Instructions to follow – From the first line to the last, print the records exactly, leaving out the pictures.

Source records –
-=-=-=-=-

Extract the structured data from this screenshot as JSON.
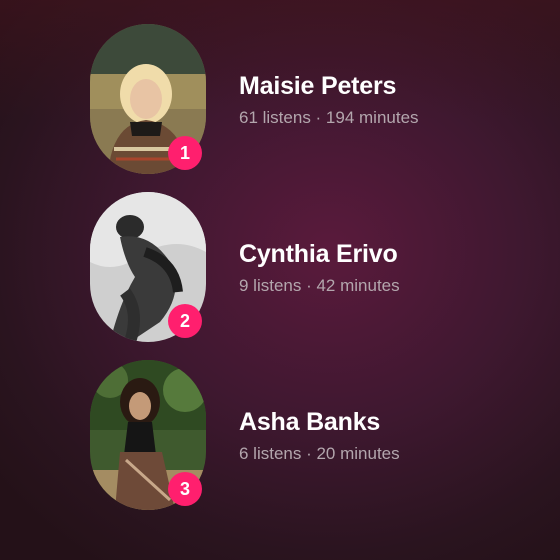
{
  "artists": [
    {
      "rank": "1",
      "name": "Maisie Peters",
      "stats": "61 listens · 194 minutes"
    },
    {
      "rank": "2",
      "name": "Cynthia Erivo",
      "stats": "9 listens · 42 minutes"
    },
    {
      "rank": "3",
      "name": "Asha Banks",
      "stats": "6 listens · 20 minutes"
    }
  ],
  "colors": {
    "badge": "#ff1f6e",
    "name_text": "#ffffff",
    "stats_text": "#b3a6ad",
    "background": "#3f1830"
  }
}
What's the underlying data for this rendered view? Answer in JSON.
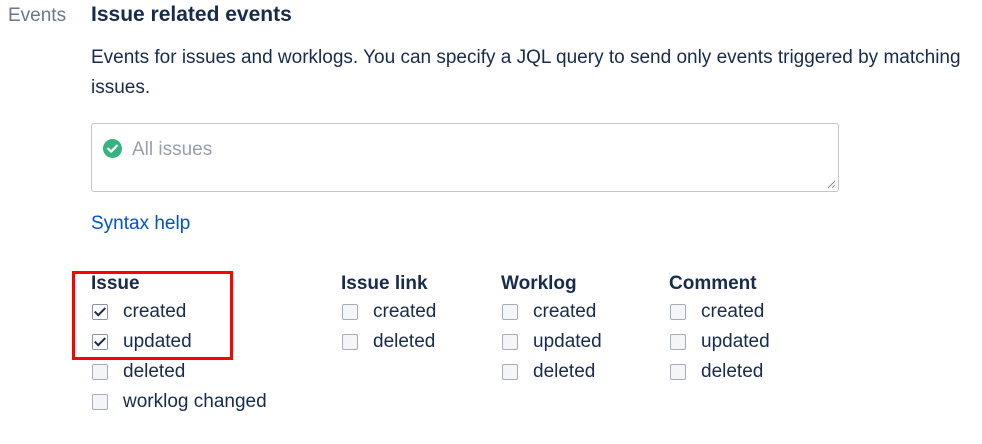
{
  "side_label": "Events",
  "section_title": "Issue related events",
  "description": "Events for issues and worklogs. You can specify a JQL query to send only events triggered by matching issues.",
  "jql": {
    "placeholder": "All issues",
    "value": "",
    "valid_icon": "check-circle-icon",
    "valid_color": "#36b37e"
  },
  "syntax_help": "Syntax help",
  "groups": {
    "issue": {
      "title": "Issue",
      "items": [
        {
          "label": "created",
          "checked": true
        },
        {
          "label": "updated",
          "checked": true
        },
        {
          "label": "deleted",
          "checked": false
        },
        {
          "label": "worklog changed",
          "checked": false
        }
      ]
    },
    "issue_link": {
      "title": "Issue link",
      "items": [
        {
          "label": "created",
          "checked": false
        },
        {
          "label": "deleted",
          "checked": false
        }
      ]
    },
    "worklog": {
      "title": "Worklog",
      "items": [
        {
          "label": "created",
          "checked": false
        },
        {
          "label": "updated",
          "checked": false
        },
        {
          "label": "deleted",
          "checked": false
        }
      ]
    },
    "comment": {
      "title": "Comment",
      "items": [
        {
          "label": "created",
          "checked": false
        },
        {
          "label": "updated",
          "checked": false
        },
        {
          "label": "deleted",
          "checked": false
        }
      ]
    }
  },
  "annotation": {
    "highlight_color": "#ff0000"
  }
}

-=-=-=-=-

Response to the exercise –
Extract the structured data from this screenshot as JSON.
{
  "artists": [
    {
      "rank": "1",
      "name": "Maisie Peters",
      "stats": "61 listens · 194 minutes"
    },
    {
      "rank": "2",
      "name": "Cynthia Erivo",
      "stats": "9 listens · 42 minutes"
    },
    {
      "rank": "3",
      "name": "Asha Banks",
      "stats": "6 listens · 20 minutes"
    }
  ],
  "colors": {
    "badge": "#ff1f6e",
    "name_text": "#ffffff",
    "stats_text": "#b3a6ad",
    "background": "#3f1830"
  }
}
What's the underlying data for this rendered view? Answer in JSON.
{
  "side_label": "Events",
  "section_title": "Issue related events",
  "description": "Events for issues and worklogs. You can specify a JQL query to send only events triggered by matching issues.",
  "jql": {
    "placeholder": "All issues",
    "value": "",
    "valid_icon": "check-circle-icon",
    "valid_color": "#36b37e"
  },
  "syntax_help": "Syntax help",
  "groups": {
    "issue": {
      "title": "Issue",
      "items": [
        {
          "label": "created",
          "checked": true
        },
        {
          "label": "updated",
          "checked": true
        },
        {
          "label": "deleted",
          "checked": false
        },
        {
          "label": "worklog changed",
          "checked": false
        }
      ]
    },
    "issue_link": {
      "title": "Issue link",
      "items": [
        {
          "label": "created",
          "checked": false
        },
        {
          "label": "deleted",
          "checked": false
        }
      ]
    },
    "worklog": {
      "title": "Worklog",
      "items": [
        {
          "label": "created",
          "checked": false
        },
        {
          "label": "updated",
          "checked": false
        },
        {
          "label": "deleted",
          "checked": false
        }
      ]
    },
    "comment": {
      "title": "Comment",
      "items": [
        {
          "label": "created",
          "checked": false
        },
        {
          "label": "updated",
          "checked": false
        },
        {
          "label": "deleted",
          "checked": false
        }
      ]
    }
  },
  "annotation": {
    "highlight_color": "#ff0000"
  }
}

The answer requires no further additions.